ing repeated over and over again in the same dictatorial tone and the same words. I should say that the dogs which lay at my feet had started it. "Jan, you mind the Squire's old dog 'Rap'? What a wonderful dog he was, surely!"
"I do; his feyther was a setter-dog, his mother a pointer-bitch."
"No, Jan, you're wrong. His feyther was a pointer-dog and his mother a setter-bitch."
"Well, I know as his feyther was a setter-dog, and his mother a pointerbitch."
Both speakers repeated their assertions in the same words precisely. A third yokel entered, and the point was at once referred to him.
"Willum, you knew the Squire's old dog 'Rap'? His feyther was a pointerdog and his mother a setter-bitch! Jan, here, says as how his feyther was a setter-dog and his mother a pointerbitch."
Which side Willum took I do not remember, but a fourth laborer who entered was enlisted in the argument. He put a new light on it entirely.
"I knowed 'Rap' well; he was son to 'Nestor,' Muster Swain's dog
"Dog! why, Tumas, 'Nestor' was a bitch-I knowed her! 'Nestor''s all the same as 'Hester,' though some spells it that way. My wife's sister's name is Hester. Nobody never knowed a Longman's Magazine.
man named 'Nestor.' I'll ask the young Squire here. Squire, did you ever know a man named 'Nestor'?"
I confessed that I did not. The admission was greeted as a point scored on one side or the other, I know not which, and, as the storm had abated, and the argument, which was carried on word for word as it began, tired not, like the frog when his wooing was interrupted, I "took up my hat, and wished them good-night."
Men were not turned out of a public at ten o'clock in those days, and I doubt not that the argument was carried, with little change of words, into the small hours.
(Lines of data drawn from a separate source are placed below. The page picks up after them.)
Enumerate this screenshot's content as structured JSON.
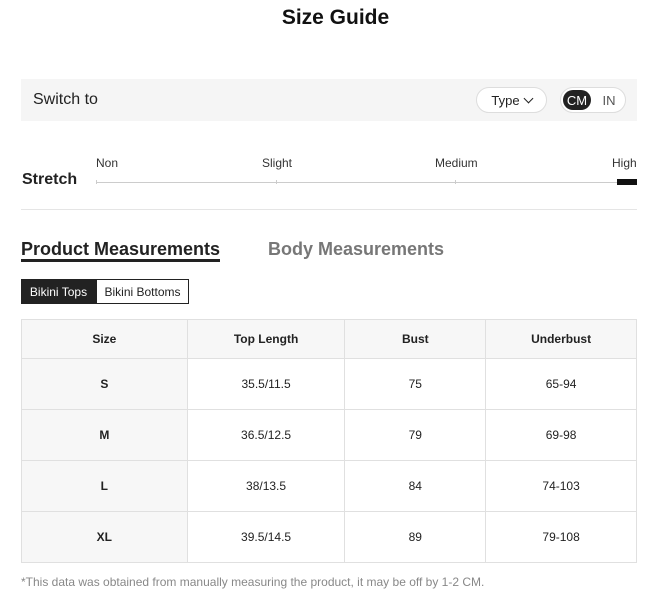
{
  "title": "Size Guide",
  "switch_bar": {
    "label": "Switch to",
    "type_button": "Type",
    "units": [
      "CM",
      "IN"
    ],
    "selected_unit": "CM"
  },
  "stretch": {
    "label": "Stretch",
    "levels": [
      "Non",
      "Slight",
      "Medium",
      "High"
    ],
    "selected_level": "High"
  },
  "measurement_tabs": {
    "product": "Product Measurements",
    "body": "Body Measurements",
    "active": "Product Measurements"
  },
  "sub_tabs": {
    "tops": "Bikini Tops",
    "bottoms": "Bikini Bottoms",
    "active": "Bikini Tops"
  },
  "table": {
    "headers": [
      "Size",
      "Top Length",
      "Bust",
      "Underbust"
    ],
    "rows": [
      [
        "S",
        "35.5/11.5",
        "75",
        "65-94"
      ],
      [
        "M",
        "36.5/12.5",
        "79",
        "69-98"
      ],
      [
        "L",
        "38/13.5",
        "84",
        "74-103"
      ],
      [
        "XL",
        "39.5/14.5",
        "89",
        "79-108"
      ]
    ]
  },
  "footnote": "*This data was obtained from manually measuring the product, it may be off by 1-2 CM.",
  "colors": {
    "accent": "#222222",
    "bar_background": "#f5f5f5",
    "table_header": "#f7f7f7"
  },
  "icons": {
    "type_dropdown": "chevron-down-icon"
  }
}
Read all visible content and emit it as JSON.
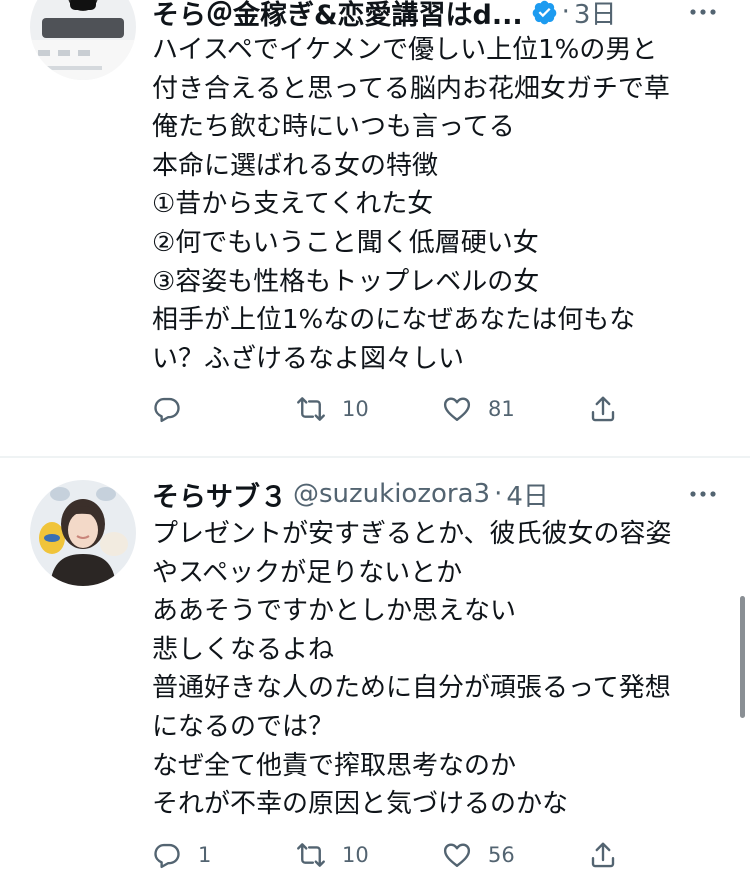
{
  "tweets": [
    {
      "display_name": "そら＠金稼ぎ&恋愛講習はd...",
      "verified": true,
      "handle": "",
      "dot": "·",
      "time": "3日",
      "lines": [
        "ハイスペでイケメンで優しい上位1%の男と",
        "付き合えると思ってる脳内お花畑女ガチで草",
        "俺たち飲む時にいつも言ってる",
        "本命に選ばれる女の特徴",
        "①昔から支えてくれた女",
        "②何でもいうこと聞く低層硬い女",
        "③容姿も性格もトップレベルの女",
        "相手が上位1%なのになぜあなたは何もな",
        "い？ふざけるなよ図々しい"
      ],
      "actions": {
        "reply": "",
        "retweet": "10",
        "like": "81"
      }
    },
    {
      "display_name": "そらサブ３",
      "verified": false,
      "handle": "@suzukiozora3",
      "dot": "·",
      "time": "4日",
      "lines": [
        "プレゼントが安すぎるとか、彼氏彼女の容姿",
        "やスペックが足りないとか",
        "ああそうですかとしか思えない",
        "悲しくなるよね",
        "普通好きな人のために自分が頑張るって発想",
        "になるのでは？",
        "なぜ全て他責で搾取思考なのか",
        "それが不幸の原因と気づけるのかな"
      ],
      "actions": {
        "reply": "1",
        "retweet": "10",
        "like": "56"
      }
    }
  ],
  "icons": {
    "reply": "reply-icon",
    "retweet": "retweet-icon",
    "like": "heart-icon",
    "share": "share-icon",
    "more": "more-icon",
    "verified": "verified-badge-icon"
  },
  "colors": {
    "text": "#0f1419",
    "secondary": "#536471",
    "verified": "#1d9bf0",
    "divider": "#eff3f4"
  }
}
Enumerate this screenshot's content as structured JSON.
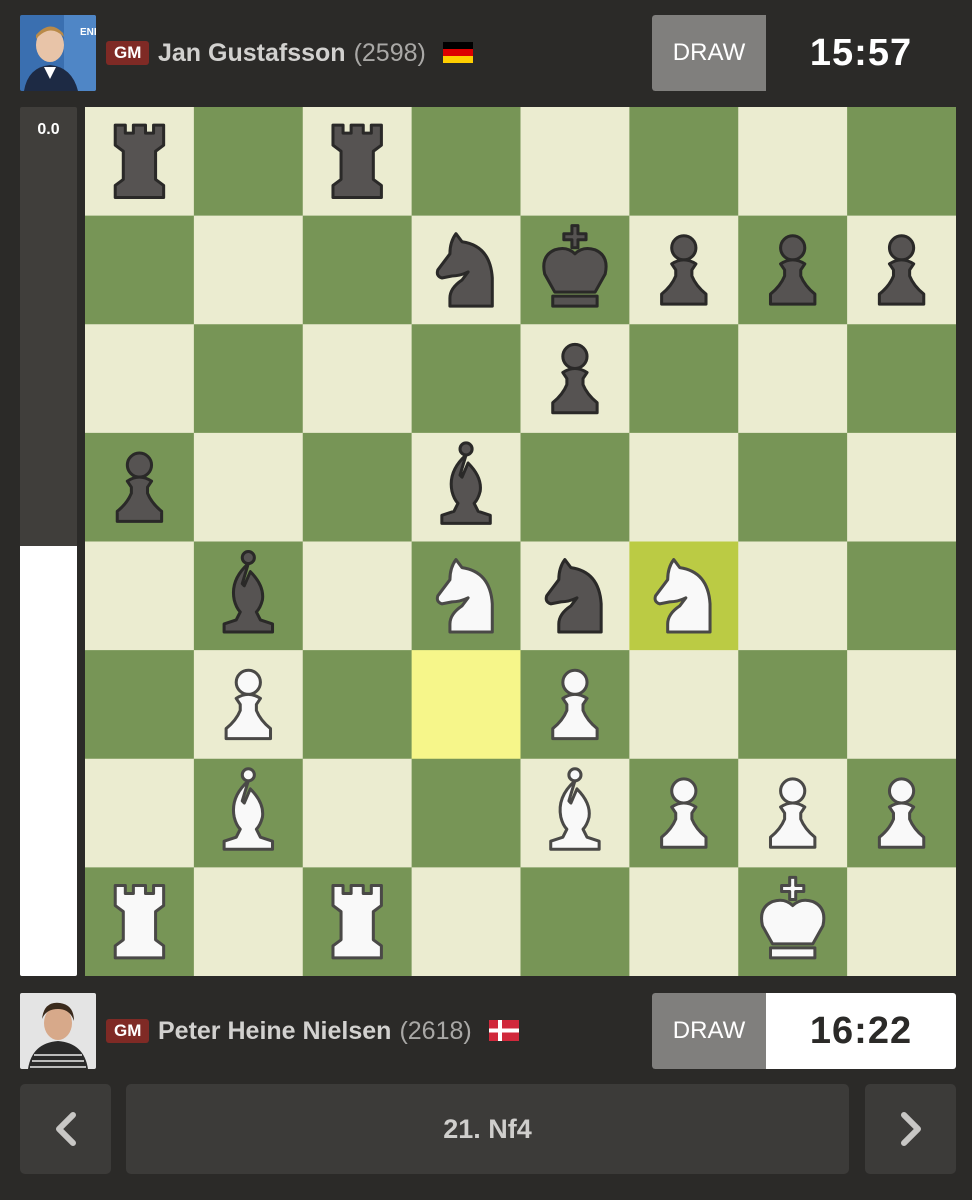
{
  "top_player": {
    "title": "GM",
    "name": "Jan Gustafsson",
    "rating": "(2598)",
    "flag": "flag-germany-icon",
    "draw_label": "DRAW",
    "clock": "15:57",
    "avatar_text": "ENKE GR"
  },
  "bottom_player": {
    "title": "GM",
    "name": "Peter Heine Nielsen",
    "rating": "(2618)",
    "flag": "flag-denmark-icon",
    "draw_label": "DRAW",
    "clock": "16:22"
  },
  "eval": {
    "label": "0.0",
    "white_fraction": 0.495
  },
  "board": {
    "colors": {
      "light": "#ebecd0",
      "dark": "#779556",
      "last_move_from": "#f6f68a",
      "last_move_to": "#bbcb44"
    },
    "last_move": {
      "from": "d3",
      "to": "f4"
    },
    "pieces": [
      {
        "square": "a8",
        "piece": "bR"
      },
      {
        "square": "c8",
        "piece": "bR"
      },
      {
        "square": "d7",
        "piece": "bN"
      },
      {
        "square": "e7",
        "piece": "bK"
      },
      {
        "square": "f7",
        "piece": "bP"
      },
      {
        "square": "g7",
        "piece": "bP"
      },
      {
        "square": "h7",
        "piece": "bP"
      },
      {
        "square": "e6",
        "piece": "bP"
      },
      {
        "square": "a5",
        "piece": "bP"
      },
      {
        "square": "d5",
        "piece": "bB"
      },
      {
        "square": "b4",
        "piece": "bB"
      },
      {
        "square": "d4",
        "piece": "wN"
      },
      {
        "square": "e4",
        "piece": "bN"
      },
      {
        "square": "f4",
        "piece": "wN"
      },
      {
        "square": "b3",
        "piece": "wP"
      },
      {
        "square": "e3",
        "piece": "wP"
      },
      {
        "square": "b2",
        "piece": "wB"
      },
      {
        "square": "e2",
        "piece": "wB"
      },
      {
        "square": "f2",
        "piece": "wP"
      },
      {
        "square": "g2",
        "piece": "wP"
      },
      {
        "square": "h2",
        "piece": "wP"
      },
      {
        "square": "a1",
        "piece": "wR"
      },
      {
        "square": "c1",
        "piece": "wR"
      },
      {
        "square": "g1",
        "piece": "wK"
      }
    ]
  },
  "nav": {
    "prev_icon": "chevron-left-icon",
    "move": "21. Nf4",
    "next_icon": "chevron-right-icon"
  }
}
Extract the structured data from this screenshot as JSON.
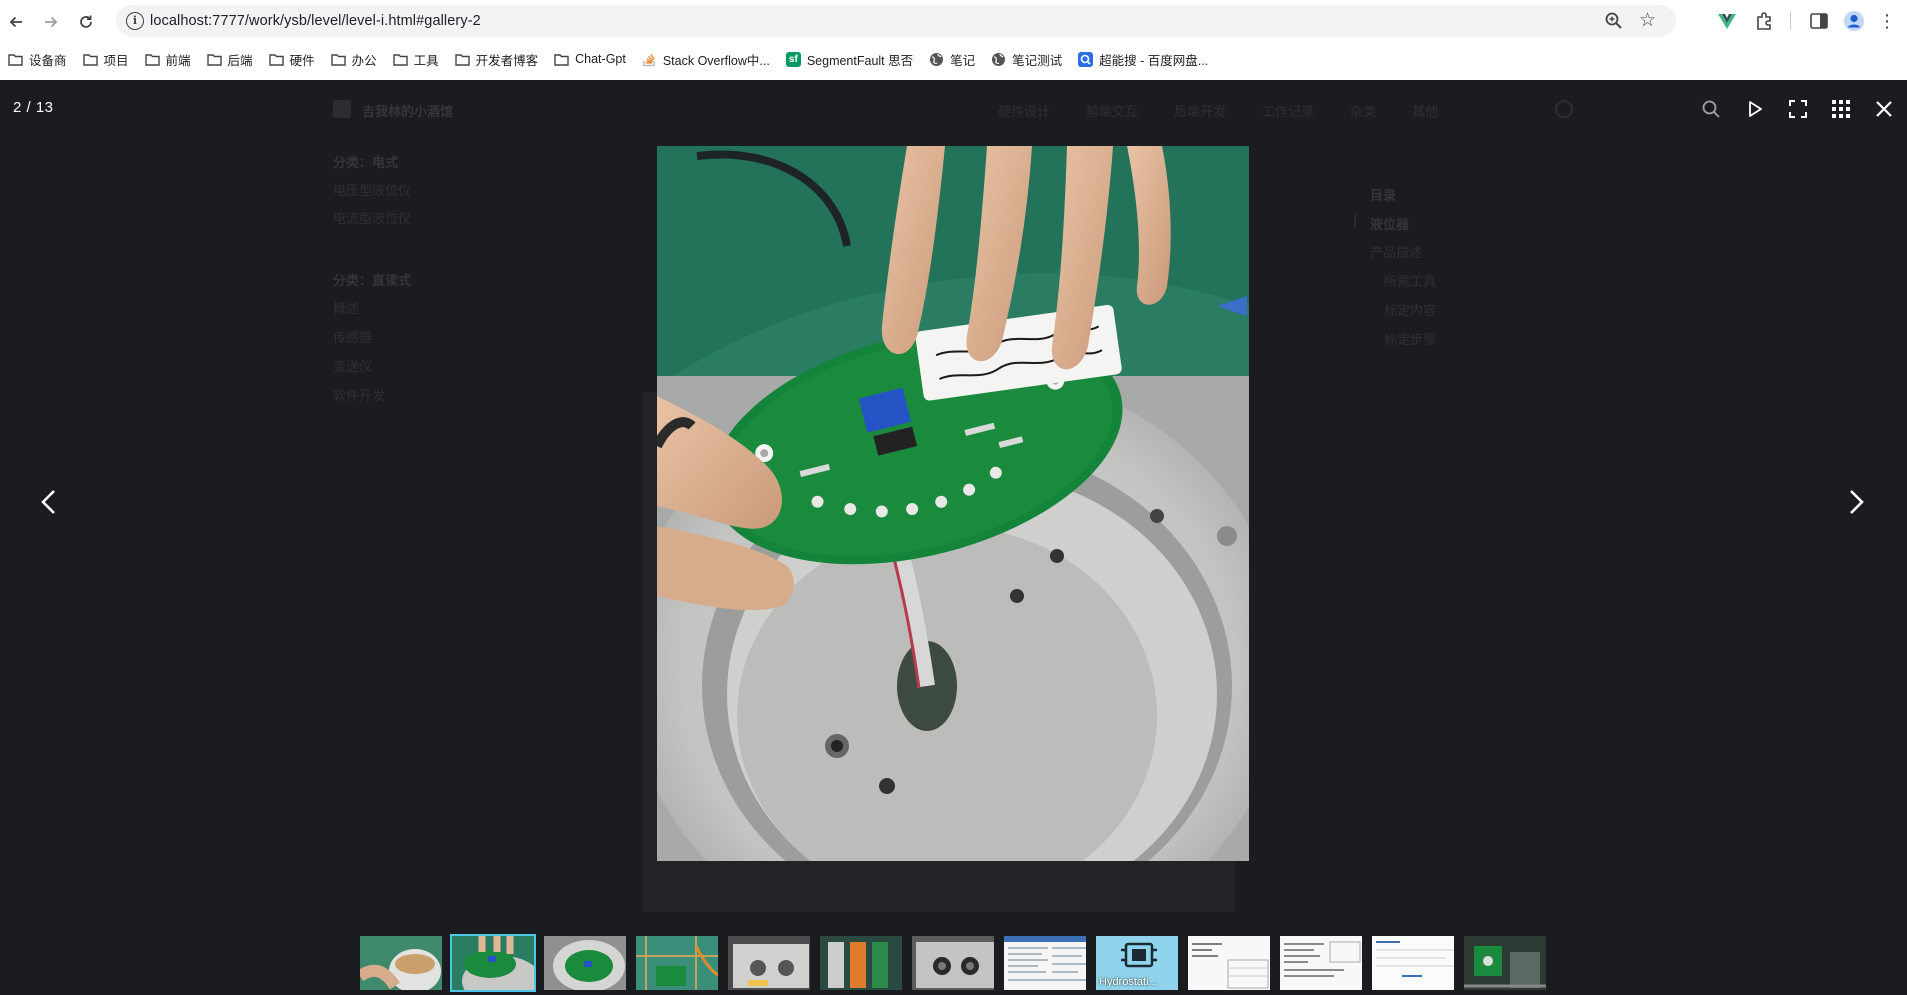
{
  "browser": {
    "url": "localhost:7777/work/ysb/level/level-i.html#gallery-2",
    "bookmarks": [
      {
        "label": "设备商",
        "icon": "folder-icon"
      },
      {
        "label": "项目",
        "icon": "folder-icon"
      },
      {
        "label": "前端",
        "icon": "folder-icon"
      },
      {
        "label": "后端",
        "icon": "folder-icon"
      },
      {
        "label": "硬件",
        "icon": "folder-icon"
      },
      {
        "label": "办公",
        "icon": "folder-icon"
      },
      {
        "label": "工具",
        "icon": "folder-icon"
      },
      {
        "label": "开发者博客",
        "icon": "folder-icon"
      },
      {
        "label": "Chat-Gpt",
        "icon": "folder-icon"
      },
      {
        "label": "Stack Overflow中...",
        "icon": "stackoverflow-icon",
        "color": "#f48024"
      },
      {
        "label": "SegmentFault 思否",
        "icon": "segmentfault-icon",
        "color": "#009a61"
      },
      {
        "label": "笔记",
        "icon": "globe-icon"
      },
      {
        "label": "笔记测试",
        "icon": "globe-icon"
      },
      {
        "label": "超能搜 - 百度网盘...",
        "icon": "search-engine-icon",
        "color": "#2b6de5"
      }
    ]
  },
  "page_behind": {
    "site_title": "吉我林的小酒馆",
    "nav_items": [
      "硬件设计",
      "前端交互",
      "后端开发",
      "工作记录",
      "杂类",
      "其他"
    ],
    "sidebar_groups": [
      {
        "title": "分类：电式",
        "items": [
          "电压型液位仪",
          "电流型液位仪"
        ]
      },
      {
        "title": "分类：直读式",
        "items": [
          "概述",
          "传感器",
          "变送仪",
          "软件开发"
        ]
      }
    ],
    "toc_title": "目录",
    "toc_items": [
      "液位器",
      "产品描述",
      "所需工具",
      "标定内容",
      "标定步骤"
    ]
  },
  "lightbox": {
    "counter": "2 / 13",
    "current_index": 2,
    "total": 13,
    "thumbnail_label_9": "Hydrostati..."
  },
  "colors": {
    "overlay": "#1e1f22",
    "active_thumb_border": "#4bc7e6",
    "pcb_green": "#1a8a3d",
    "background_green": "#2d7a60"
  }
}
The above is a faithful record of a conversation carried on by men of the laboring class, not one of whom, probably, could either read or write. I would compare it with that of the members of a club, little, if at all, above them, as reported in the Pall Mall Gazette. I allude to the dialogue carried on between Mr. Miggs, the president, the Lorryman, and the white-faced member from the country. They are witty and humorous in the extreme-Mr. Miggs especially, a sort of political "Bully Bottom," his arguments evidently inspired by a perusal of the Daily News. His interlocutors, too, read their daily papers. My friends, probably, were not aware that such a thing as a daily paper existed. George Rooper.